vfa and Kearney: Germany needs to reverse trend in pharmaceutical innovation

Germany has some strengths to show in the competition among locations for pharmaceutical R&D, but has nevertheless been falling behind internationally for some years, for example in the area of clinical trials. The study "Pharma-Innovationsstandort Deutschland" (Pharmaceutical Innovation Location Germany) published in July 2023 by the vfa and management consultants Kearney identifies key reasons for this, but also points to measures for reversing the trend. These include a roundtable "Pharma-Innovationsstandort Deutschland" coordinated by the Federal Chancellery or the Federal Ministry of Health.

Study location Germany

In their analysis, the authors of the study identify major handicaps for organizing clinical trials, access to health data and cooperation with academic research, among other things, as a burden on Germany as a location for innovation. They go into particular detail about the problems in the area of clinical studies, which affect all study sponsors (i.e., study initiators) equally - pharmaceutical companies as well as research institutes and research-based physicians.
In recent years, Germany (once the world's No. 2 after the USA) has been overtaken by a number of countries: the UK, France, Spain and Canada. China is now also far ahead of Germany with almost 7,800 ongoing studies. This is shown in the following chart:

The extent to which Germany falls short of its potential when it comes to study activity and the number of study participants in relation to the number of inhabitants becomes clear. In both cases, Germany ranks far behind other industrialized nations.

Podcast "vfa-Tonspur" on this topic:
The guests are Dr. Doris Henn, responsible for clinical studies in Germany/Austria/Switzerland at AstraZeneca, and Dr. Matthias Meergans, Managing Director of Research and Development at vfa.

And these values threaten to deteriorate further. If no decisive countermeasures are taken, Kearney projects that by 2030, for example, up to 35% fewer clinical trials will be conducted in Germany, and 40% fewer people will participate in trials. This would be a bitter loss, especially for those people in Germany who are hoping for early access to innovative treatment options even before they are approved.

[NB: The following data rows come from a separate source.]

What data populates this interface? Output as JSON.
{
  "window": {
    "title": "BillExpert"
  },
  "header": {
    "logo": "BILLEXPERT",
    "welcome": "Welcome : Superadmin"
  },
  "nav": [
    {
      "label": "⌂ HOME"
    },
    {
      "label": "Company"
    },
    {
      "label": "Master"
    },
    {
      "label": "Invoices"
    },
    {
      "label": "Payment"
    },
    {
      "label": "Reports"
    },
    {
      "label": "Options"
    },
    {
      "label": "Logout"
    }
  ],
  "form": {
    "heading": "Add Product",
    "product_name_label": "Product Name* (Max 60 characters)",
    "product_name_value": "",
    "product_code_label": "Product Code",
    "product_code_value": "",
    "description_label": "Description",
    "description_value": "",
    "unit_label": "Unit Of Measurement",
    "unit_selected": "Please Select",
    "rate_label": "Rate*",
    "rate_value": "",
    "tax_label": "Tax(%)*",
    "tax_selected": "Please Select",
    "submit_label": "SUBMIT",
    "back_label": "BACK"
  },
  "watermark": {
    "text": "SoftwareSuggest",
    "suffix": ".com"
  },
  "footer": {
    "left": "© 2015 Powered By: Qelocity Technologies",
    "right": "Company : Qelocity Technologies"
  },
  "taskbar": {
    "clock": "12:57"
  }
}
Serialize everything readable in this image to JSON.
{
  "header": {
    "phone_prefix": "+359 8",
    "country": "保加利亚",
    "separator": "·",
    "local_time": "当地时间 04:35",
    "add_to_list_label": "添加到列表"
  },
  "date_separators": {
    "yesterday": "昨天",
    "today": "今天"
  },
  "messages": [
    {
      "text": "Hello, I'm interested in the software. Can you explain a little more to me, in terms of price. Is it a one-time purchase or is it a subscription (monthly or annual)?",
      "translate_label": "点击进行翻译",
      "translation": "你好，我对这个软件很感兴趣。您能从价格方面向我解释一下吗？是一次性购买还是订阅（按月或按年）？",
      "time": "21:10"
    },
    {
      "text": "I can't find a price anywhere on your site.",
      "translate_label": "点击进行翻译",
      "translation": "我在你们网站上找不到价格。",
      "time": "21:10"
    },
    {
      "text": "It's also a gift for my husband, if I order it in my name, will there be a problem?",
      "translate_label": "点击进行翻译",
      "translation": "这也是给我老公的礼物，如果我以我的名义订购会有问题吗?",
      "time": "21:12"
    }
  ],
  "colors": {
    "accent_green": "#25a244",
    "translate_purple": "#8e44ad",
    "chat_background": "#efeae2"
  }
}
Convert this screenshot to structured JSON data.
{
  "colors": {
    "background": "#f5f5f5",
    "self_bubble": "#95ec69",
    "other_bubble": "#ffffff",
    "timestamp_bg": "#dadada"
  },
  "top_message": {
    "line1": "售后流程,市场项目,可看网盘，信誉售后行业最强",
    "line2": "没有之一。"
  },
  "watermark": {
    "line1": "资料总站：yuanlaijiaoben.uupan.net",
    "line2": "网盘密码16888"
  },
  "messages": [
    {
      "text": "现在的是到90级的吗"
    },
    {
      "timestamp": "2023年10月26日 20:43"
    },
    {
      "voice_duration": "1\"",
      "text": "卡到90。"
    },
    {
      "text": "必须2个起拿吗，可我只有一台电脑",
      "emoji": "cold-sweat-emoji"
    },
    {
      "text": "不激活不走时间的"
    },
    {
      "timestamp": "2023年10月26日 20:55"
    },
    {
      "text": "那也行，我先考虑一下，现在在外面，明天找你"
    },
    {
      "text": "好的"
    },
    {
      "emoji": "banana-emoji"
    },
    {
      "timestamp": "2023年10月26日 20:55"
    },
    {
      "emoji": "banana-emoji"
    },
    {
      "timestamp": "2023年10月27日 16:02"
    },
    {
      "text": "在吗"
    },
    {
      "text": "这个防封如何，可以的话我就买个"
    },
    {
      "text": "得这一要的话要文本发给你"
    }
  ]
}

But Germany would also lose out in other respects, because if clinics or doctors' practices participate in studies, this also ensures that more doctors are at home with the latest medical developments and then know how to treat patients with the new drugs from day 1 of their market launch. Particularly with complicated therapies such as CAR T-cell therapies in oncology, this is of enormous value for the provision of care.
And if hardship programs are set up for new drugs that have largely been developed to completion, in which they can also be given to non-study participants who are already in need, often only physicians who already know them from studies would be allowed to prescribe them. And if the obstacles were overcome that today greatly delay or thwart the participation of German hospitals and doctors' practices in studies, the German contribution would help to shorten the development times for new drugs.

What can be done

As part of the study, Kearney evaluated the assessments of 50 experts from the pharmaceutical industry on how they see Germany positioned as an innovation location in terms of relevant factors (actual values) and what performance should be expected from a good location (expected values). This is shown in the following graphic.

For each of these points, specific measures are identified within the study to achieve the goals.

Dr. Matthias Meergans, co-author and Managing Director of Research & Development at the vfa, summarizes: "Strengthening the innovation location can succeed if research can once again proceed at a competitive pace, companies and universities are given better access to pseudonymized medical care data, and the ecosystem for translating basic research into treatment options for patients is strengthened. To take one example: Even the mandatory introduction of model contracts as a starting point for contract negotiations between pharmaceutical companies and hospitals based on the French model could make a big difference in Germany."